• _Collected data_
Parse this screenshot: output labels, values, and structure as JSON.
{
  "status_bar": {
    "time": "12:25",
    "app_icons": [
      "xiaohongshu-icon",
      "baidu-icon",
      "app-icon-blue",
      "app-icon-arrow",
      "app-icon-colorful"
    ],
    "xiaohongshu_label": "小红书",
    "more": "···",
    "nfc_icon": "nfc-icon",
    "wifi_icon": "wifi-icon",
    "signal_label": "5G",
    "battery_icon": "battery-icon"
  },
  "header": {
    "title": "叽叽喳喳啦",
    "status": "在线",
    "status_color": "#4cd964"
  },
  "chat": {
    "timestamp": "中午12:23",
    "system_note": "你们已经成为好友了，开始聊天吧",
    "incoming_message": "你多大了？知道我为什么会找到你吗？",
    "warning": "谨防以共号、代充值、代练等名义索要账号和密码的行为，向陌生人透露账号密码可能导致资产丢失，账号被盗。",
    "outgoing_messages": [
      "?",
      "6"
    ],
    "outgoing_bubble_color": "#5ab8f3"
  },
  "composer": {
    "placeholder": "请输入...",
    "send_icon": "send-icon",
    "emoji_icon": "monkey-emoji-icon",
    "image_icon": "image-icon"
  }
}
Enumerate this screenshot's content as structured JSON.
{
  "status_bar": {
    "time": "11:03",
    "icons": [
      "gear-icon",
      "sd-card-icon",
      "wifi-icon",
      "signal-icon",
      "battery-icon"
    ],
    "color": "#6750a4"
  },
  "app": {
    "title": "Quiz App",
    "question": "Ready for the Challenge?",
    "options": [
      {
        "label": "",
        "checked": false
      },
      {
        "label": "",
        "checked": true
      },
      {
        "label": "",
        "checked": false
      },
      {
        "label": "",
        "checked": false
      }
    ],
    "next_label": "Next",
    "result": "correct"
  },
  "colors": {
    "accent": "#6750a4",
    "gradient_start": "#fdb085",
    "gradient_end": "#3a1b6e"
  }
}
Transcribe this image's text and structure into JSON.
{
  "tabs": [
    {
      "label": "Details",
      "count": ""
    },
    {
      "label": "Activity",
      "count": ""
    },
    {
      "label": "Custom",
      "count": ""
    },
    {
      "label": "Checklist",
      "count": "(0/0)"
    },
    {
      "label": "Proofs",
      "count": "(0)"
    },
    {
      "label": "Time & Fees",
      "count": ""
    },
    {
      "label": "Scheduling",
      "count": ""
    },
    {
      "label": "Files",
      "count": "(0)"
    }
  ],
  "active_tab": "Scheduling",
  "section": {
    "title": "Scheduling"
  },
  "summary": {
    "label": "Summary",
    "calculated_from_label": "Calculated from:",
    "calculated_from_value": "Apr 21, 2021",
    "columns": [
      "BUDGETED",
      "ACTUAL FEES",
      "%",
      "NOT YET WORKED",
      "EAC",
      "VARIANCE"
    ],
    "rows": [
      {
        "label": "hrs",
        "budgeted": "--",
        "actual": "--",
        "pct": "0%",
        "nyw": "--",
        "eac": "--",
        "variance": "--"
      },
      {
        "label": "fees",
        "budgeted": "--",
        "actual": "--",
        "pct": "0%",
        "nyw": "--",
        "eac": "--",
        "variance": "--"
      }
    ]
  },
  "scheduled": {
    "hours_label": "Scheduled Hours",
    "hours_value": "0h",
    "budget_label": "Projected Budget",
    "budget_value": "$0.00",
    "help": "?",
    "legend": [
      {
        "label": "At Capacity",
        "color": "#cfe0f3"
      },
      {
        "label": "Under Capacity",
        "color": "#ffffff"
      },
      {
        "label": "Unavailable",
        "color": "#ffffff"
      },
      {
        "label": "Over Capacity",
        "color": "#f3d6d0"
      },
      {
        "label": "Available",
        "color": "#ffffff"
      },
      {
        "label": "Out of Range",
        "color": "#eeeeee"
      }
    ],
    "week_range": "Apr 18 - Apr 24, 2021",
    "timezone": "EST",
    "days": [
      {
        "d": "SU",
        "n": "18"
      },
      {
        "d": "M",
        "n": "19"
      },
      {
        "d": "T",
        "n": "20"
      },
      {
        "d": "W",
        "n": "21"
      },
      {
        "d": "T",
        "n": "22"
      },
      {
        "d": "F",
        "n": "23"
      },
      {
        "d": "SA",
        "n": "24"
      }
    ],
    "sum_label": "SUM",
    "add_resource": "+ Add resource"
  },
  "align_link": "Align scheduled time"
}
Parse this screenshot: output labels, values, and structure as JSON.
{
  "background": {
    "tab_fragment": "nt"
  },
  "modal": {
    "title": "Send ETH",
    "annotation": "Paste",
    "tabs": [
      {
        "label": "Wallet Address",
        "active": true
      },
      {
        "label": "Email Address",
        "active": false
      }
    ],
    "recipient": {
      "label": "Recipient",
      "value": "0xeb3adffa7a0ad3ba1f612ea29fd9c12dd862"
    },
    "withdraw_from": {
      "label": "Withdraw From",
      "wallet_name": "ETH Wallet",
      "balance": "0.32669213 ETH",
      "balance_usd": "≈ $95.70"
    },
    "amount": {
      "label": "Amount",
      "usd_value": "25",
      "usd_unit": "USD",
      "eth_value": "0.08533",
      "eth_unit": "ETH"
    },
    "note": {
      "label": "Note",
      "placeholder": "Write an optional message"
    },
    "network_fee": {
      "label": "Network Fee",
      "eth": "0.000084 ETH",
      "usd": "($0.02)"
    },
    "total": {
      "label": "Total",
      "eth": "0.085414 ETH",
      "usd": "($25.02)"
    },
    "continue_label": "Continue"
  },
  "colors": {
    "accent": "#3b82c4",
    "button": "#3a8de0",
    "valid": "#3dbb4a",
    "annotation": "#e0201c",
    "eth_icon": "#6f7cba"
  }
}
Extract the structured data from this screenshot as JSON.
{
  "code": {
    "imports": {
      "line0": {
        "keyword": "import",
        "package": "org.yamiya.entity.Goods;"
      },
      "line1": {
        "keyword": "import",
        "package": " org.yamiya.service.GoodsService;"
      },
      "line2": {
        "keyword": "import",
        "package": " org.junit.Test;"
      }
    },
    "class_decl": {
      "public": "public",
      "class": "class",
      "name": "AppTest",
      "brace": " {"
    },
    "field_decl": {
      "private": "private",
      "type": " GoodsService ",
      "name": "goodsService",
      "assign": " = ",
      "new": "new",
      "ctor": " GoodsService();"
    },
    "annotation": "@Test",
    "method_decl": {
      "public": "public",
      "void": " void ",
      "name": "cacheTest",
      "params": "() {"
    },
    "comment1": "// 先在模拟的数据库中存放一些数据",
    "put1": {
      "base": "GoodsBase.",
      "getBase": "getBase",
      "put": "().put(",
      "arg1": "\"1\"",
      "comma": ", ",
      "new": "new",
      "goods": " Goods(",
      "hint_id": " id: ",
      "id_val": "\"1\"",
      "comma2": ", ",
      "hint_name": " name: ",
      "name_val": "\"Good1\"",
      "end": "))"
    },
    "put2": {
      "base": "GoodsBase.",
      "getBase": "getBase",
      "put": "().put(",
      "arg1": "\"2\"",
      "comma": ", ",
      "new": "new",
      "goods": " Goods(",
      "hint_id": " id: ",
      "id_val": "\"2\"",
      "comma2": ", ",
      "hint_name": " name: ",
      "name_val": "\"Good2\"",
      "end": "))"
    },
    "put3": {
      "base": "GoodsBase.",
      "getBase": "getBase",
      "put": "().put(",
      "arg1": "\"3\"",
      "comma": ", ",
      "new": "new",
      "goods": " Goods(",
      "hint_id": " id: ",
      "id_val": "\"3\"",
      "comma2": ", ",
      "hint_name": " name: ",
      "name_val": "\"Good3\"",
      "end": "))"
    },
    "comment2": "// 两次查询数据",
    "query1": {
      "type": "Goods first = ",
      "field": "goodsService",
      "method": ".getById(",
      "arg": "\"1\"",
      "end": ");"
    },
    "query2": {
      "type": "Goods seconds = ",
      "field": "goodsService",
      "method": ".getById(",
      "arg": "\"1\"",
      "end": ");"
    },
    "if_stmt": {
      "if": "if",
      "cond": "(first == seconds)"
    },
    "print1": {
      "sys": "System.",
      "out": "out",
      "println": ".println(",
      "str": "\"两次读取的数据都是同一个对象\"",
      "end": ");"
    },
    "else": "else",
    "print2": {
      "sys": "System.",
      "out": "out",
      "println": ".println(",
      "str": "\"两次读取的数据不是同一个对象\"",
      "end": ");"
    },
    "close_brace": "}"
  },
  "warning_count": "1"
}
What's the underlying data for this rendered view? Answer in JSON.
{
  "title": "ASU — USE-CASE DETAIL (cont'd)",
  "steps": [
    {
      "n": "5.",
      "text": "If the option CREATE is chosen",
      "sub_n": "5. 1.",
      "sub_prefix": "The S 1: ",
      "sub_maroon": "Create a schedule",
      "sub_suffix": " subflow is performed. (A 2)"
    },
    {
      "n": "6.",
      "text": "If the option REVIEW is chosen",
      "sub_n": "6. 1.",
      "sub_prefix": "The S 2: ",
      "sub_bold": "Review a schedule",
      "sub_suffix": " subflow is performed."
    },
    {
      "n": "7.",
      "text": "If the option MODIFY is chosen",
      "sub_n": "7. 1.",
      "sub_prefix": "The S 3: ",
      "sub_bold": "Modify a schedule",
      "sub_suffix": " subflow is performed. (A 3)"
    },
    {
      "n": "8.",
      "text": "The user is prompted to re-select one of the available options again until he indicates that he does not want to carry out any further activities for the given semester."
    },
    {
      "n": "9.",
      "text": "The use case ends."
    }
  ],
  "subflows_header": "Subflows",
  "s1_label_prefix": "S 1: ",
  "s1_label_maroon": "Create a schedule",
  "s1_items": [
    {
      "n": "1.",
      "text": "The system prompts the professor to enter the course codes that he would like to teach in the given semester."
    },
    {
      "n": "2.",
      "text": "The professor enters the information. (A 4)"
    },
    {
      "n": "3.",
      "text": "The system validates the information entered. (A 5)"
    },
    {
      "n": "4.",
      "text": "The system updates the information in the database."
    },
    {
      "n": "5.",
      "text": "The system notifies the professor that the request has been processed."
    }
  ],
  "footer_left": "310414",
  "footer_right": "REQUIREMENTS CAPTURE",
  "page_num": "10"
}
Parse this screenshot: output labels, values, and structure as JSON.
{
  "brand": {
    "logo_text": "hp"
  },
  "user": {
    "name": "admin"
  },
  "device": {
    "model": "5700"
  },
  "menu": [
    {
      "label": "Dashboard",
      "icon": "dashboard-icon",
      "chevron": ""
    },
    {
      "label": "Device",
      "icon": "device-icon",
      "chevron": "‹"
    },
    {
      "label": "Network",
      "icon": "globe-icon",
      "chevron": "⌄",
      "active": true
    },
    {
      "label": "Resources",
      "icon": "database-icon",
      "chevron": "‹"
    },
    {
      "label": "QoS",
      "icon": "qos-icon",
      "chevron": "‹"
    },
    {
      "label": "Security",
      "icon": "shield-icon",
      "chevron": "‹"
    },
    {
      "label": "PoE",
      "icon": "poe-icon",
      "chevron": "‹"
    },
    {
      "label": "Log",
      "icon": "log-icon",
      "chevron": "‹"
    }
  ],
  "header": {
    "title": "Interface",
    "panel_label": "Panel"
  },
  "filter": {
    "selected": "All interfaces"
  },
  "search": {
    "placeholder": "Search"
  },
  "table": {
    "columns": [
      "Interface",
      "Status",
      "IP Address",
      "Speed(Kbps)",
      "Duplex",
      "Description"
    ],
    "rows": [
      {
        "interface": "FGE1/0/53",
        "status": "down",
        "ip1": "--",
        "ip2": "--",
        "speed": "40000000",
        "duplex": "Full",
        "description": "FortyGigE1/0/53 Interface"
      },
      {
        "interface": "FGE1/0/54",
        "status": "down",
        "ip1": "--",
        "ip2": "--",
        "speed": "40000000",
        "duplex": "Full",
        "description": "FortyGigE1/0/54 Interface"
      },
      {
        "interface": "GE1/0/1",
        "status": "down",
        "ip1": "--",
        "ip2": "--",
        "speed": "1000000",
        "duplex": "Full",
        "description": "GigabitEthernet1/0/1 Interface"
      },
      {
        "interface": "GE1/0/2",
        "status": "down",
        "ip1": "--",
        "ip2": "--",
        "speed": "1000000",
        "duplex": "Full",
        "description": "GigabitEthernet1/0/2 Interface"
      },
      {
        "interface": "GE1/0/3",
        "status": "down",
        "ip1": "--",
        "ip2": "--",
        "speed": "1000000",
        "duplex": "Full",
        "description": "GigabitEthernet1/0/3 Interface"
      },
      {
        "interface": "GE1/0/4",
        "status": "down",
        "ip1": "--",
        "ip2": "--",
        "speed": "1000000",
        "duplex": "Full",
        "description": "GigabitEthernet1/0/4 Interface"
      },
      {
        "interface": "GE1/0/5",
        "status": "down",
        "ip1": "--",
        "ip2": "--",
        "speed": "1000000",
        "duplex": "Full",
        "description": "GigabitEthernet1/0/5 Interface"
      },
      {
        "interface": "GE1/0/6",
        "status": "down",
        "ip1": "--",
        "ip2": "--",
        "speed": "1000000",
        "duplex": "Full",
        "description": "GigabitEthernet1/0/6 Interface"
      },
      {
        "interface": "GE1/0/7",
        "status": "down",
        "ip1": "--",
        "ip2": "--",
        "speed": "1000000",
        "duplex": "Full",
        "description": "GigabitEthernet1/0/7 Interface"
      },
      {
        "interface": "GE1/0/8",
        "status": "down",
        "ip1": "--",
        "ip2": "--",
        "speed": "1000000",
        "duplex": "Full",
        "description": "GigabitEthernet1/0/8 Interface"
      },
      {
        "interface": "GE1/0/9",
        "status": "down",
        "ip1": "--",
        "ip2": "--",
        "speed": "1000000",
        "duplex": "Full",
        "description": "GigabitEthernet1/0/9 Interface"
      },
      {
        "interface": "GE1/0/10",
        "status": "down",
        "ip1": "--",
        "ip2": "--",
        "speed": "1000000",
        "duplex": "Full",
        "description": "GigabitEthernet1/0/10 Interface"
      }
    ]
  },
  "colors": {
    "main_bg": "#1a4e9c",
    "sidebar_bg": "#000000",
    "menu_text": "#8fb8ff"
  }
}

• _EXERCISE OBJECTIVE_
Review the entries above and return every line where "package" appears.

• _EXPECTED ANSWER_
        "package": "org.yamiya.entity.Goods;"
        "package": " org.yamiya.service.GoodsService;"
        "package": " org.junit.Test;"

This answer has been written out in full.